══ Records supplied ══

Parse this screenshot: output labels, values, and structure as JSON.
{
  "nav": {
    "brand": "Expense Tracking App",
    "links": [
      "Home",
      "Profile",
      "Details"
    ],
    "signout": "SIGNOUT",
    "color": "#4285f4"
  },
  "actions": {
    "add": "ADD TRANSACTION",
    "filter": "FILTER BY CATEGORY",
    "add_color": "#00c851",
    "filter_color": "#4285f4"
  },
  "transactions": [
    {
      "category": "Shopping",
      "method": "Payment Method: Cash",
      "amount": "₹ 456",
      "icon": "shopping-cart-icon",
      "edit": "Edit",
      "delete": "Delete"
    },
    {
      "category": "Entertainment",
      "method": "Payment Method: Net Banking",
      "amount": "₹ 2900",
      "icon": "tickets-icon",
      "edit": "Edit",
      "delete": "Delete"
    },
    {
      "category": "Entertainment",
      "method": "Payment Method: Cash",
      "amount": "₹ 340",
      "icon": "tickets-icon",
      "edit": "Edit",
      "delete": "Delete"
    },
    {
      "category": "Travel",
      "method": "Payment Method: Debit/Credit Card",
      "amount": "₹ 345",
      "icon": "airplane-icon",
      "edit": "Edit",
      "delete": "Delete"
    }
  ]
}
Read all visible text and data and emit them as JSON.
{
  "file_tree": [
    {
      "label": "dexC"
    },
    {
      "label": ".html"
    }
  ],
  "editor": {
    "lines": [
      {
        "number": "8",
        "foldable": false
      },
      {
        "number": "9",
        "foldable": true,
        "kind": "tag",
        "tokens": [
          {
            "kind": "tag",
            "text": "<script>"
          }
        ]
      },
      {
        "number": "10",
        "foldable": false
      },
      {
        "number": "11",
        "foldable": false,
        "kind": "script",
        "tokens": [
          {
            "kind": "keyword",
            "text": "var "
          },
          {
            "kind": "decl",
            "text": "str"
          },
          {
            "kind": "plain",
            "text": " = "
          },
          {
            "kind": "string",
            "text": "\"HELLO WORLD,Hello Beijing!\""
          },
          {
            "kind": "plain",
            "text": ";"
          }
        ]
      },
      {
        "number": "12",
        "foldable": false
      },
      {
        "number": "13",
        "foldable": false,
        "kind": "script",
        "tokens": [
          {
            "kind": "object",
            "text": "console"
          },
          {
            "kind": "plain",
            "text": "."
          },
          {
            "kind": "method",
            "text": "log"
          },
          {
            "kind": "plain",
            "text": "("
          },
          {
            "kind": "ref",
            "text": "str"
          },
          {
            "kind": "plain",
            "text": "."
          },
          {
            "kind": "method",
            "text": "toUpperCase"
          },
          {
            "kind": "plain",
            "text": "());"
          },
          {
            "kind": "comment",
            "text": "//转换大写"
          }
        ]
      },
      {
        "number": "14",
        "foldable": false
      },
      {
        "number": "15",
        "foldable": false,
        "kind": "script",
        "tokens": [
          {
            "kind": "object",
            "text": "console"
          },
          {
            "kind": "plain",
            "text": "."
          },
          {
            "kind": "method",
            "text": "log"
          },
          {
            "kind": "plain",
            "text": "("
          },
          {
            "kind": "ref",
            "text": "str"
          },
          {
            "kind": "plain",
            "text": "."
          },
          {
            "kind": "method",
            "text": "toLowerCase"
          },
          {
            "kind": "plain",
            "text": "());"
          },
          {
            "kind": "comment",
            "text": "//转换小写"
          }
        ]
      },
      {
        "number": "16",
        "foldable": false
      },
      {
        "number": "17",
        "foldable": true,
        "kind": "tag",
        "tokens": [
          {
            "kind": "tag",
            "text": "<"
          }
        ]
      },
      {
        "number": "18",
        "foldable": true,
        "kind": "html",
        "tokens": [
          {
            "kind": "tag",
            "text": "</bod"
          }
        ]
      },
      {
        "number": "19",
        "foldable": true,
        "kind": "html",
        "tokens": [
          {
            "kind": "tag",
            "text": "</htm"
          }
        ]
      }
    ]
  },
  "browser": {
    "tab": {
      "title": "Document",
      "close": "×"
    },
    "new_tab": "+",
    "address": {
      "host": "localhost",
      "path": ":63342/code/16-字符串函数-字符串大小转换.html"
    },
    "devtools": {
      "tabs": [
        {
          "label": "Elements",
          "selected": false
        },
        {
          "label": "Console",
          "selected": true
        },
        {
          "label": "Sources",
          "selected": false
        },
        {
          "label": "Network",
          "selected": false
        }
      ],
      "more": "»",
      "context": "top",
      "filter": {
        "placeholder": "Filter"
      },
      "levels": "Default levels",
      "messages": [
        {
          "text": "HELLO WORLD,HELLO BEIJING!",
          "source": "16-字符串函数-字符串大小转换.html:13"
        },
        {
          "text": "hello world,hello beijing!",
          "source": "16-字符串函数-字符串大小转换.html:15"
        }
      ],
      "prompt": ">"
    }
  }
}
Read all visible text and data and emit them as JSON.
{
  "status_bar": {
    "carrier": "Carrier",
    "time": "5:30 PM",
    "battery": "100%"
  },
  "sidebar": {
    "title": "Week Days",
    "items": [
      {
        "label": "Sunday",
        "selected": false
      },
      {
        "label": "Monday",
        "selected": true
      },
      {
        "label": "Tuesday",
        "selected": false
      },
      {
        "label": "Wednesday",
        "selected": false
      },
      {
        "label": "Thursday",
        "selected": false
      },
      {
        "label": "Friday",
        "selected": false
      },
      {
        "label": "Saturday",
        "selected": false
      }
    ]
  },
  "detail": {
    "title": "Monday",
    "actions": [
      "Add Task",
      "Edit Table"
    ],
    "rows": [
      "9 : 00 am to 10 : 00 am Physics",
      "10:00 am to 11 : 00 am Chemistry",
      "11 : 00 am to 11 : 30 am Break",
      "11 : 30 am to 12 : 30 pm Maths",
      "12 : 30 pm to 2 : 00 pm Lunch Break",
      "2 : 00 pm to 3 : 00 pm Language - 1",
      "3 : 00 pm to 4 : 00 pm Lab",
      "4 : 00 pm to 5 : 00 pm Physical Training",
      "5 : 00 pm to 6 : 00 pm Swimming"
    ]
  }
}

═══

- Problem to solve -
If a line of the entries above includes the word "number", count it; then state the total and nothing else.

- Written solution -
12